Mark Geragos, the lawyer for the mauled survivors of the tiger attack, lambasted his tactics as "an abomination" and threatened to sue for defamation.
"To be attacked by a tiger, number one, then to be attacked viciously by false and defamatory stuff is too much," Geragos said.
In a letter to the city attorney Monday, he also said zoo officials knew that the wall around the tiger habitat "couldn't hold a house cat," but they did not do anything about it because of financial concerns.
Singer said no one at the zoo was aware of such a warning.
Cats more aggressive now?
Animal rights activists have long accused of Mollinedo of putting entertainment over animals' well-being.
"There just been a lack of respect for the animals to increase foot traffic," Katz said. Mollinedo's crowd-pleasing initiatives, such as public feedings of big cats, have made them more aggressive, he said.
Mollinedo had previously clashed with the organization over the conditions in which its elephants were kept. Two of the animals died in 2004.
The escapes from the Los Angeles Zoo during Mollinedo's tenure included a gorilla that bent a steel door, a howler monkey that sprang over a surprised keeper, and a snow leopard that got out of its holding area when a zookeeper failed to secure the door. All the animals were recaptured and no people were injured.
Several experts said such incidents are not unusual, although a dozen in a year from one zoo appears to be a high number. The American Zoo and Aquarium Association withheld the zoo's accreditation for a time, but it was for poor management and health and safety violations prior to Mollinedo's arrival.
City officials in Los Angeles praised Mollinedo for helping to turn their zoo around. He raised money to revamp the disease-ridden, cramped facility, refurbish animal quarters, and a build a new hospital.
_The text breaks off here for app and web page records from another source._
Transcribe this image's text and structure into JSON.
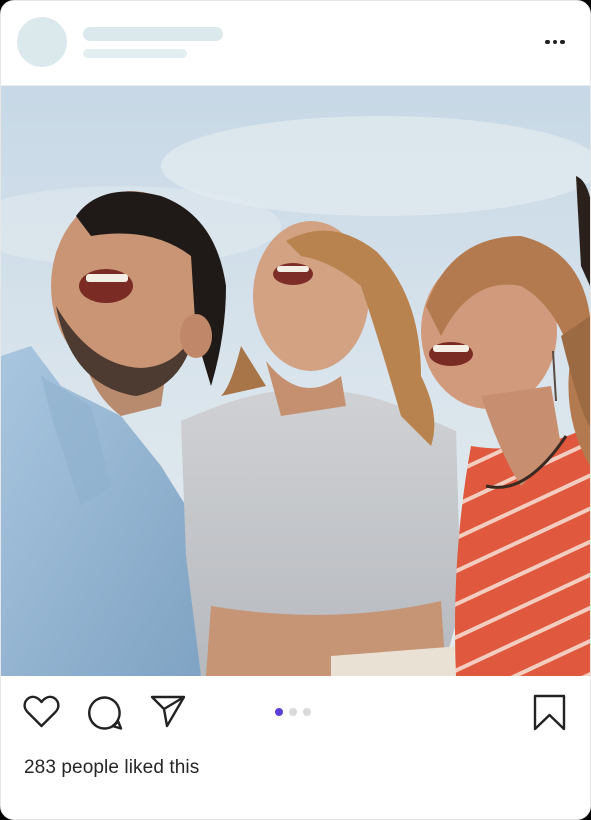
{
  "post": {
    "likes_text": "283 people liked this",
    "carousel": {
      "count": 3,
      "active_index": 0
    }
  },
  "colors": {
    "skeleton": "#dce9ec",
    "avatar": "#dce9ec",
    "dot_active": "#5b3fd6",
    "dot_inactive": "#d9d9d9",
    "icon": "#222222"
  },
  "icons": [
    "more-icon",
    "heart-icon",
    "comment-icon",
    "share-icon",
    "bookmark-icon"
  ]
}
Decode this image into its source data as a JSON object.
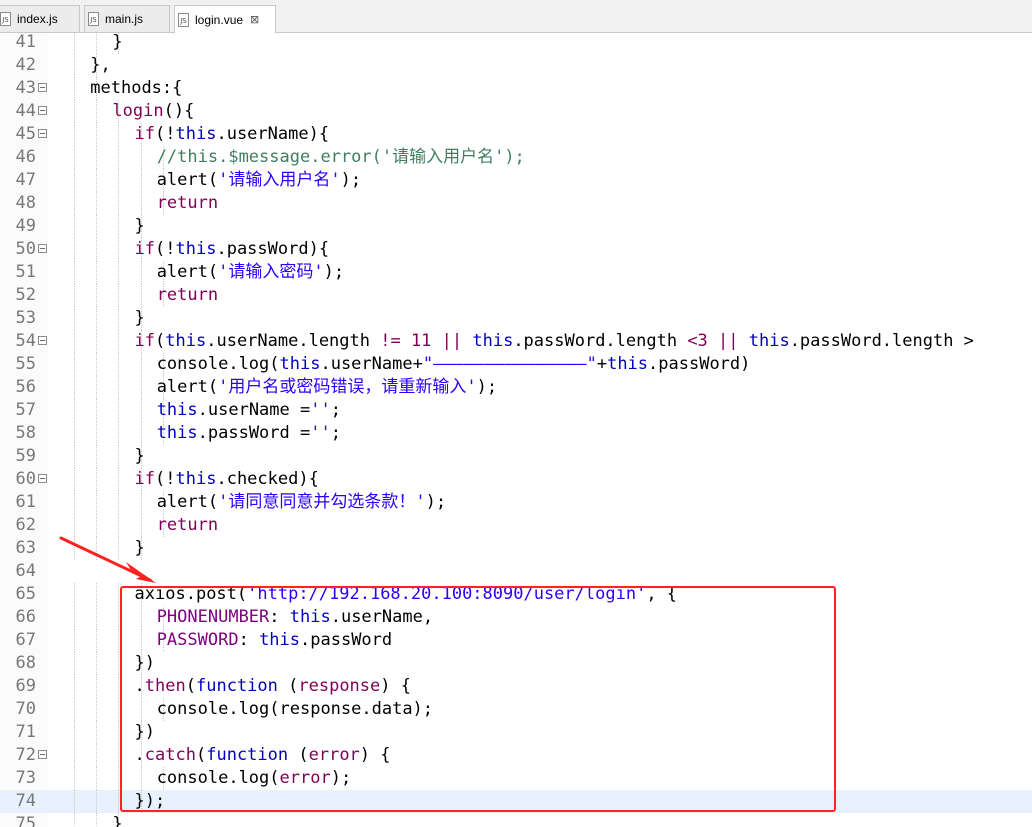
{
  "tabs": [
    {
      "name": "index.js",
      "icon": "js-file-icon",
      "active": false
    },
    {
      "name": "main.js",
      "icon": "js-file-icon",
      "active": false
    },
    {
      "name": "login.vue",
      "icon": "vue-file-icon",
      "active": true,
      "close": "⊠"
    }
  ],
  "icon_label": "JS",
  "current_line": 74,
  "lines": [
    {
      "n": "41",
      "fold": false,
      "indent": 5,
      "tokens": [
        {
          "t": "}",
          "c": ""
        }
      ]
    },
    {
      "n": "42",
      "fold": false,
      "indent": 4,
      "tokens": [
        {
          "t": "},",
          "c": ""
        }
      ]
    },
    {
      "n": "43",
      "fold": true,
      "indent": 4,
      "tokens": [
        {
          "t": "methods:{",
          "c": ""
        }
      ]
    },
    {
      "n": "44",
      "fold": true,
      "indent": 5,
      "tokens": [
        {
          "t": "login",
          "c": "k"
        },
        {
          "t": "(){",
          "c": ""
        }
      ]
    },
    {
      "n": "45",
      "fold": true,
      "indent": 6,
      "tokens": [
        {
          "t": "if",
          "c": "k"
        },
        {
          "t": "(!",
          "c": ""
        },
        {
          "t": "this",
          "c": "th"
        },
        {
          "t": ".userName){",
          "c": ""
        }
      ]
    },
    {
      "n": "46",
      "fold": false,
      "indent": 7,
      "tokens": [
        {
          "t": "//this.$message.error('请输入用户名');",
          "c": "c"
        }
      ]
    },
    {
      "n": "47",
      "fold": false,
      "indent": 7,
      "tokens": [
        {
          "t": "alert(",
          "c": ""
        },
        {
          "t": "'请输入用户名'",
          "c": "s"
        },
        {
          "t": ");",
          "c": ""
        }
      ]
    },
    {
      "n": "48",
      "fold": false,
      "indent": 7,
      "tokens": [
        {
          "t": "return",
          "c": "k"
        }
      ]
    },
    {
      "n": "49",
      "fold": false,
      "indent": 6,
      "tokens": [
        {
          "t": "}",
          "c": ""
        }
      ]
    },
    {
      "n": "50",
      "fold": true,
      "indent": 6,
      "tokens": [
        {
          "t": "if",
          "c": "k"
        },
        {
          "t": "(!",
          "c": ""
        },
        {
          "t": "this",
          "c": "th"
        },
        {
          "t": ".passWord){",
          "c": ""
        }
      ]
    },
    {
      "n": "51",
      "fold": false,
      "indent": 7,
      "tokens": [
        {
          "t": "alert(",
          "c": ""
        },
        {
          "t": "'请输入密码'",
          "c": "s"
        },
        {
          "t": ");",
          "c": ""
        }
      ]
    },
    {
      "n": "52",
      "fold": false,
      "indent": 7,
      "tokens": [
        {
          "t": "return",
          "c": "k"
        }
      ]
    },
    {
      "n": "53",
      "fold": false,
      "indent": 6,
      "tokens": [
        {
          "t": "}",
          "c": ""
        }
      ]
    },
    {
      "n": "54",
      "fold": true,
      "indent": 6,
      "tokens": [
        {
          "t": "if",
          "c": "k"
        },
        {
          "t": "(",
          "c": ""
        },
        {
          "t": "this",
          "c": "th"
        },
        {
          "t": ".userName.length ",
          "c": ""
        },
        {
          "t": "!= 11 || ",
          "c": "lit"
        },
        {
          "t": "this",
          "c": "th"
        },
        {
          "t": ".passWord.length ",
          "c": ""
        },
        {
          "t": "<3 || ",
          "c": "lit"
        },
        {
          "t": "this",
          "c": "th"
        },
        {
          "t": ".passWord.length >",
          "c": ""
        }
      ]
    },
    {
      "n": "55",
      "fold": false,
      "indent": 7,
      "tokens": [
        {
          "t": "console.log(",
          "c": ""
        },
        {
          "t": "this",
          "c": "th"
        },
        {
          "t": ".userName+",
          "c": ""
        },
        {
          "t": "\"———————————————\"",
          "c": "s"
        },
        {
          "t": "+",
          "c": ""
        },
        {
          "t": "this",
          "c": "th"
        },
        {
          "t": ".passWord)",
          "c": ""
        }
      ]
    },
    {
      "n": "56",
      "fold": false,
      "indent": 7,
      "tokens": [
        {
          "t": "alert(",
          "c": ""
        },
        {
          "t": "'用户名或密码错误，请重新输入'",
          "c": "s"
        },
        {
          "t": ");",
          "c": ""
        }
      ]
    },
    {
      "n": "57",
      "fold": false,
      "indent": 7,
      "tokens": [
        {
          "t": "this",
          "c": "th"
        },
        {
          "t": ".userName =",
          "c": ""
        },
        {
          "t": "''",
          "c": "s"
        },
        {
          "t": ";",
          "c": ""
        }
      ]
    },
    {
      "n": "58",
      "fold": false,
      "indent": 7,
      "tokens": [
        {
          "t": "this",
          "c": "th"
        },
        {
          "t": ".passWord =",
          "c": ""
        },
        {
          "t": "''",
          "c": "s"
        },
        {
          "t": ";",
          "c": ""
        }
      ]
    },
    {
      "n": "59",
      "fold": false,
      "indent": 6,
      "tokens": [
        {
          "t": "}",
          "c": ""
        }
      ]
    },
    {
      "n": "60",
      "fold": true,
      "indent": 6,
      "tokens": [
        {
          "t": "if",
          "c": "k"
        },
        {
          "t": "(!",
          "c": ""
        },
        {
          "t": "this",
          "c": "th"
        },
        {
          "t": ".checked){",
          "c": ""
        }
      ]
    },
    {
      "n": "61",
      "fold": false,
      "indent": 7,
      "tokens": [
        {
          "t": "alert(",
          "c": ""
        },
        {
          "t": "'请同意同意并勾选条款！'",
          "c": "s"
        },
        {
          "t": ");",
          "c": ""
        }
      ]
    },
    {
      "n": "62",
      "fold": false,
      "indent": 7,
      "tokens": [
        {
          "t": "return",
          "c": "k"
        }
      ]
    },
    {
      "n": "63",
      "fold": false,
      "indent": 6,
      "tokens": [
        {
          "t": "}",
          "c": ""
        }
      ]
    },
    {
      "n": "64",
      "fold": false,
      "indent": 0,
      "tokens": []
    },
    {
      "n": "65",
      "fold": false,
      "indent": 6,
      "tokens": [
        {
          "t": "axios.post(",
          "c": ""
        },
        {
          "t": "'http://192.168.20.100:8090/user/login'",
          "c": "s"
        },
        {
          "t": ", {",
          "c": ""
        }
      ]
    },
    {
      "n": "66",
      "fold": false,
      "indent": 7,
      "tokens": [
        {
          "t": "PHONENUMBER",
          "c": "prop"
        },
        {
          "t": ": ",
          "c": ""
        },
        {
          "t": "this",
          "c": "th"
        },
        {
          "t": ".userName,",
          "c": ""
        }
      ]
    },
    {
      "n": "67",
      "fold": false,
      "indent": 7,
      "tokens": [
        {
          "t": "PASSWORD",
          "c": "prop"
        },
        {
          "t": ": ",
          "c": ""
        },
        {
          "t": "this",
          "c": "th"
        },
        {
          "t": ".passWord",
          "c": ""
        }
      ]
    },
    {
      "n": "68",
      "fold": false,
      "indent": 6,
      "tokens": [
        {
          "t": "})",
          "c": ""
        }
      ]
    },
    {
      "n": "69",
      "fold": false,
      "indent": 6,
      "tokens": [
        {
          "t": ".",
          "c": ""
        },
        {
          "t": "then",
          "c": "k"
        },
        {
          "t": "(",
          "c": ""
        },
        {
          "t": "function",
          "c": "th"
        },
        {
          "t": " (",
          "c": ""
        },
        {
          "t": "response",
          "c": "k"
        },
        {
          "t": ") {",
          "c": ""
        }
      ]
    },
    {
      "n": "70",
      "fold": false,
      "indent": 7,
      "tokens": [
        {
          "t": "console.log(response.data);",
          "c": ""
        }
      ]
    },
    {
      "n": "71",
      "fold": false,
      "indent": 6,
      "tokens": [
        {
          "t": "})",
          "c": ""
        }
      ]
    },
    {
      "n": "72",
      "fold": true,
      "indent": 6,
      "tokens": [
        {
          "t": ".",
          "c": ""
        },
        {
          "t": "catch",
          "c": "k"
        },
        {
          "t": "(",
          "c": ""
        },
        {
          "t": "function",
          "c": "th"
        },
        {
          "t": " (",
          "c": ""
        },
        {
          "t": "error",
          "c": "k"
        },
        {
          "t": ") {",
          "c": ""
        }
      ]
    },
    {
      "n": "73",
      "fold": false,
      "indent": 7,
      "tokens": [
        {
          "t": "console.log(",
          "c": ""
        },
        {
          "t": "error",
          "c": "k"
        },
        {
          "t": ");",
          "c": ""
        }
      ]
    },
    {
      "n": "74",
      "fold": false,
      "indent": 6,
      "tokens": [
        {
          "t": "});",
          "c": ""
        }
      ]
    },
    {
      "n": "75",
      "fold": false,
      "indent": 5,
      "tokens": [
        {
          "t": "}",
          "c": ""
        }
      ]
    }
  ],
  "colors": {
    "keyword": "#7f0055",
    "this": "#0000c0",
    "string": "#2a00ff",
    "comment": "#3f7f5f",
    "property": "#7f007f",
    "annotation_red": "#ff2222",
    "current_line_bg": "#e8f2fe"
  }
}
City officials in San Francisco have also defended Mollinedo's leadership.
"He's been a very effective leader," said David Lee, a recreation and parks commissioner. "The zoo is an old institution, very traditional, and some felt it hadn't changed much until Manuel came up. He brought innovation, new ideas, and everyone benefited from that, people and animals."